The story of Croaka Loka was adapted to educate young children about bushfires
An expert in early childhood education at the University of Western Sydney says the devastation caused by the bushfires could be used as an opportunity to teach young people about nature.
Dr Kumara Ward, a lecturer from the School of Education at UWS, completed a PhD in 2010 entitled The Living Curriculum: A Natural Wonder – which explored the use of creative arts and music as a learning tool in the early childhood sector.
During monthly research visits to four early childhood centres throughout 2009, Dr Ward observed the children’s concern about the Black Saturday Bushfires and developed creative experiences and stories to help the children understand the disaster, particularly where there were fires in their local area.
“I was due to visit a preschool in the week following Black Saturday and the teacher educator mentioned on the phone that the children were concerned and curious about where the animals had gone and what they would do,” says Dr Ward.
“Using a story about Croaka Loka, a green tree frog who needed to find a body of water in which to shelter from the fires, it was possible to sensitively address the children’s concerns during the lesson and discuss what animals do when a fire is coming and how they might manage in a burnt-out habitat.”
Children participating in a movement and dance session
Croaka Loka’s story was accompanied by a new song written for the lesson by Dr Ward and the children were encouraged to join a movement and dance session where, using lightweight coloured silk veils, they could move the wind and fire. They were also engaged in dramatising the animals emerging in the morning mist after the fires and the gradual renewal of growth in the forest.
After the movement session, the children were invited to assist in creating the scene of Croaka Loka’s new pond on the playroom floor with large pieces of cloth and a variety of seedpods, shells, bark, twigs and small rocks.
Through surveys with early childhood educators and observations of children’s behaviours during visits to preschools, Dr Ward found that the arts can successfully contribute to children’s developing connection with their local natural environments.
“The arts are an effective vehicle through which children can be provided with opportunities to understand and identify with the lifecycles, habitats, interrelationships, form, colour, patterns and wisdom of the natural world,” says Dr Ward.
“From the very first research visit when educators started using the arts to explore and represent the natural world, the children in all of the preschools showed concern for the natural world and expressed concepts of care or nurture.

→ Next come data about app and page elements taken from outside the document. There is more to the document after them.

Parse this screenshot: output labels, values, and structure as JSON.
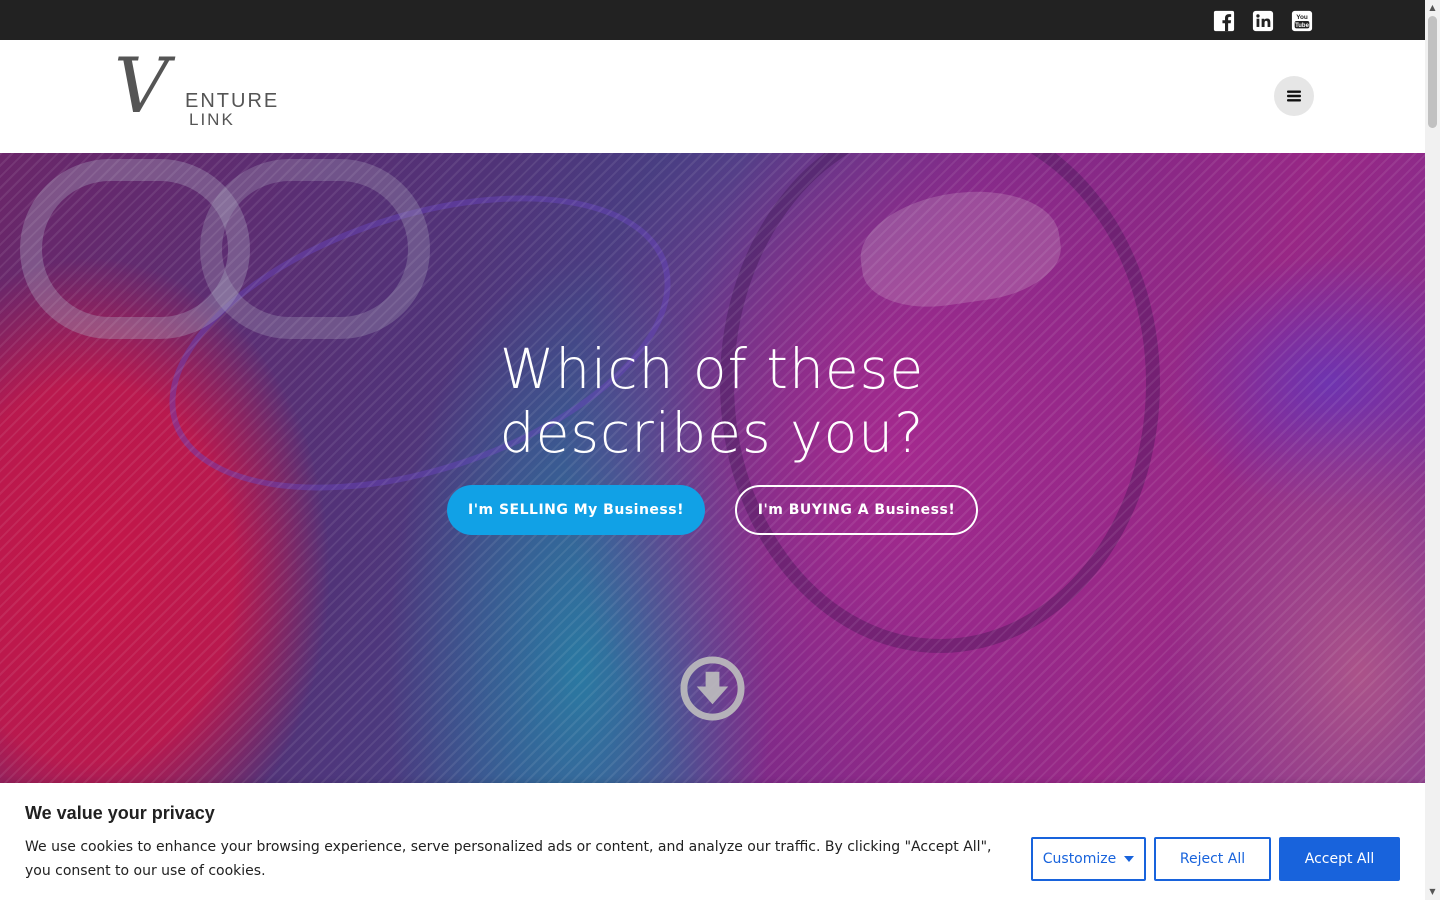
{
  "social": {
    "facebook": "facebook-icon",
    "linkedin": "linkedin-icon",
    "youtube": "youtube-icon"
  },
  "logo": {
    "letter": "V",
    "line1": "ENTURE",
    "line2": "LINK"
  },
  "header": {
    "menu_icon": "hamburger-icon"
  },
  "hero": {
    "title": "Which of these describes you?",
    "sell_button": "I'm SELLING My Business!",
    "buy_button": "I'm BUYING A Business!",
    "scroll_icon": "arrow-down-circle-icon"
  },
  "cookie": {
    "title": "We value your privacy",
    "text": "We use cookies to enhance your browsing experience, serve personalized ads or content, and analyze our traffic. By clicking \"Accept All\", you consent to our use of cookies.",
    "customize": "Customize",
    "reject": "Reject All",
    "accept": "Accept All"
  },
  "colors": {
    "topbar": "#222222",
    "primary_button": "#11a1e6",
    "cookie_accent": "#1863dc"
  }
}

“The January 2013 bushfires are a force of nature that is happening now and they will be part of the children’s consciousness. While they represent hardship and tragedy for some, they also represent opportunities to engage in discussions, stories and creative experiences about the natural world that highlight its power, diversity and capacity for renewal.”
22 January 2013
Photos: Kumara Ward